(My mother still doesn't get what it is I do that has me working 72-hour weeks but I'm trying to remedy that.)

Scripty said...

Nice Anonymous! Clear, Succinct! and bonus gets them "focusing on things they're only dimly aware of"

Again I have fantastic readers! I can't wait to try all these suggestions out at my next social gathering!

Nic said...

Hi there, I work in the industry and I'm still trying to figure out my calling Script Supervising has always been on my radar and I'm digging a little deeper into it but I haven't found any classes in my area that match my schedule. Do you have any suggestions for learning/getting a better idea if this is the right fit for me?

Marian said...

I usually say I'm the note taker on set, I always follow that up with I'm the eyes of the editor on set to make sure that the movie stays believable.. that usually helps them get their head around it all! (I think)

A.J. said...

If none of the above suggestions work, you can always tell them you're a Sales Associate at Staples.

Because really, it's probably just easier that way. :)

Nick the Film Chick said...

I'm also a script supervisor. What I tell people. I am the edior's eyes on the set....thats enought.
Nickythescripty

Scripty said...

Hey Nic, next time you are on a job, talk to the script supervisor. Ask him/her about the job and how they like it. Oh, and reading my site might help too! Thanks for stopping by!

Nick and Marian, I've been saying on-set editor and maybe that's too techie talk for regular folks. I like both your suggestions of editor's eyes....I'll give it a try.

Yes, A.J. sometimes I feel it would be much easier to say I have an easily identifiable job, like I'm a nurse, doctor, fireman, astronaut..super hero.

Moneypenny said...

Hi, Scripty! Whenever I read your posts I'm delighted to know that our job is the same all over the world, and also it is the difficulty to explain it to "ordinary people". In Italy we have an additional problem: we are called "segretaria di edizione", and the word "secretary" immediatly brings people to think of an office job, otherwise for the most skilled ones to "production secretary"....Anyway, my elevator speech is very similar to yours. I always say that I actually work for the editor, or that I'm the link between director and editor, but at the end of the day, it's the same stuff. It's exhausting!

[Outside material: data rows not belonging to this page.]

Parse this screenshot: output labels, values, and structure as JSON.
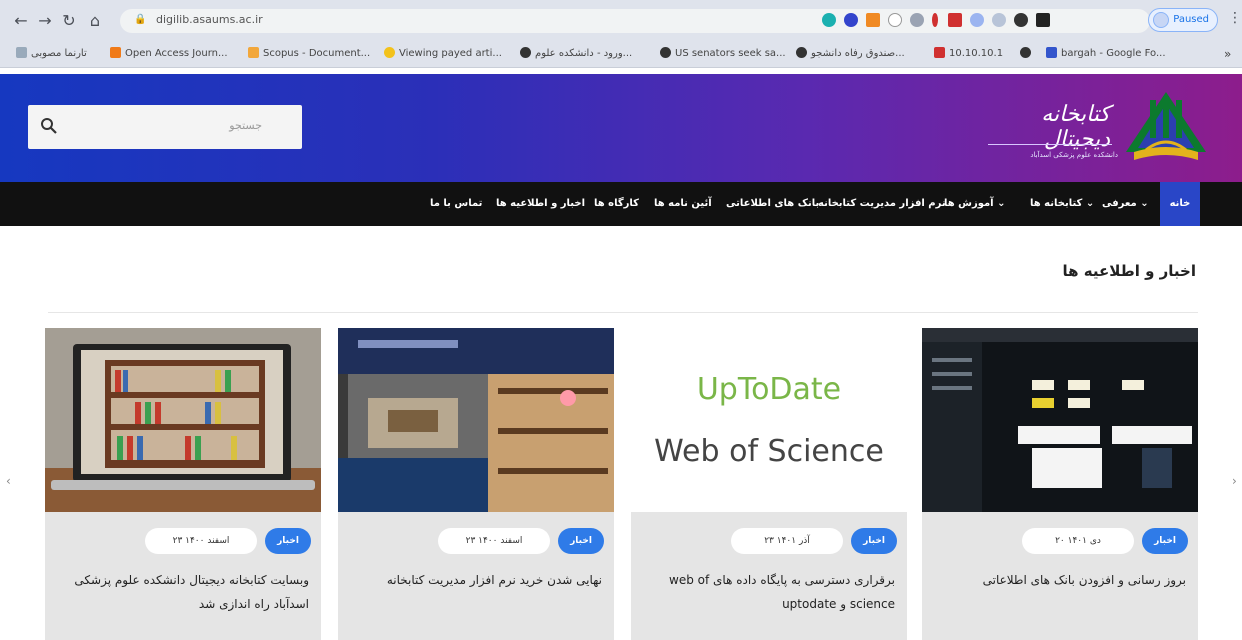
{
  "browser": {
    "url": "digilib.asaums.ac.ir",
    "profile_label": "Paused",
    "bookmarks": [
      "تارنما مصوبی",
      "Open Access Journ...",
      "Scopus - Document...",
      "Viewing payed arti...",
      "ورود - دانشکده علوم...",
      "US senators seek sa...",
      "صندوق رفاه دانشجو...",
      "10.10.10.1",
      "bargah - Google Fo..."
    ]
  },
  "header": {
    "search_placeholder": "جستجو",
    "logo_text": "کتابخانه دیجیتال",
    "logo_subtitle": "دانشکده علوم پزشکی اسدآباد"
  },
  "nav": {
    "home": "خانه",
    "items": [
      "معرفی",
      "کتابخانه ها",
      "آموزش ها",
      "نرم افزار مدیریت کتابخانه",
      "بانک های اطلاعاتی",
      "آئین نامه ها",
      "کارگاه ها",
      "اخبار و اطلاعیه ها",
      "تماس با ما"
    ]
  },
  "news": {
    "section_title": "اخبار و اطلاعیه ها",
    "cards": [
      {
        "badge": "اخبار",
        "date": "۲۰ دی ۱۴۰۱",
        "title": "بروز رسانی و افزودن بانک های اطلاعاتی"
      },
      {
        "badge": "اخبار",
        "date": "۲۳ آذر ۱۴۰۱",
        "title": "برقراری دسترسی به پایگاه داده های web of science و uptodate",
        "image_text_1": "UpToDate",
        "image_text_2": "Web of Science"
      },
      {
        "badge": "اخبار",
        "date": "۲۳ اسفند ۱۴۰۰",
        "title": "نهایی شدن خرید نرم افزار مدیریت کتابخانه"
      },
      {
        "badge": "اخبار",
        "date": "۲۳ اسفند ۱۴۰۰",
        "title": "وبسایت کتابخانه دیجیتال دانشکده علوم پزشکی اسدآباد راه اندازی شد"
      }
    ]
  },
  "colors": {
    "header_gradient_start": "#1638c0",
    "header_gradient_end": "#8d1d8c",
    "nav_bg": "#111111",
    "nav_active": "#2946c7",
    "badge": "#2f7be8",
    "uptodate_green": "#7ab648"
  }
}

Scripty said...

Hi Moneypenny! I love hearing from you and your experiences in Italy! Thanks for stopping by!

Leary said...

Ah ha...I have the same speech, although I start with "It's complicated...".

I always get asked if I supervise the script while it's being written.

Scripty said...

Hey Leary!

Thanks for stopping by! Yeah, right, supervise the script as it's written. I wish, we could maybe avoid some continuity errors early on!

JB Bruno said...

I've shortened my description of line producing to "other people raise the money and then I spend it." They seem to enjoy that, or at least it keeps me from having to go into detail.

Scripty said...

Thanks for the comment JB, I'd enjoy spending other people's money too!

scriptskirt said...

I usually explain to people that the editor, who is not anywhere near set) gets all the sound rolls and film rolls (though now all mostly digital discs and hard drives), and my notes, and that's how the know what everything is.
Ironically, here on portlandia, I actually do supervise the script as it's being written, because although we have actual scripts, they are really just paths to veer from while shooting. We do 30+ minute takes that are all improv, and I try to get as much of the good stuff transcribed onto the scipt as possible. I've never written so much in my entire career, sometimes whilst trying hard not to laugh out loud.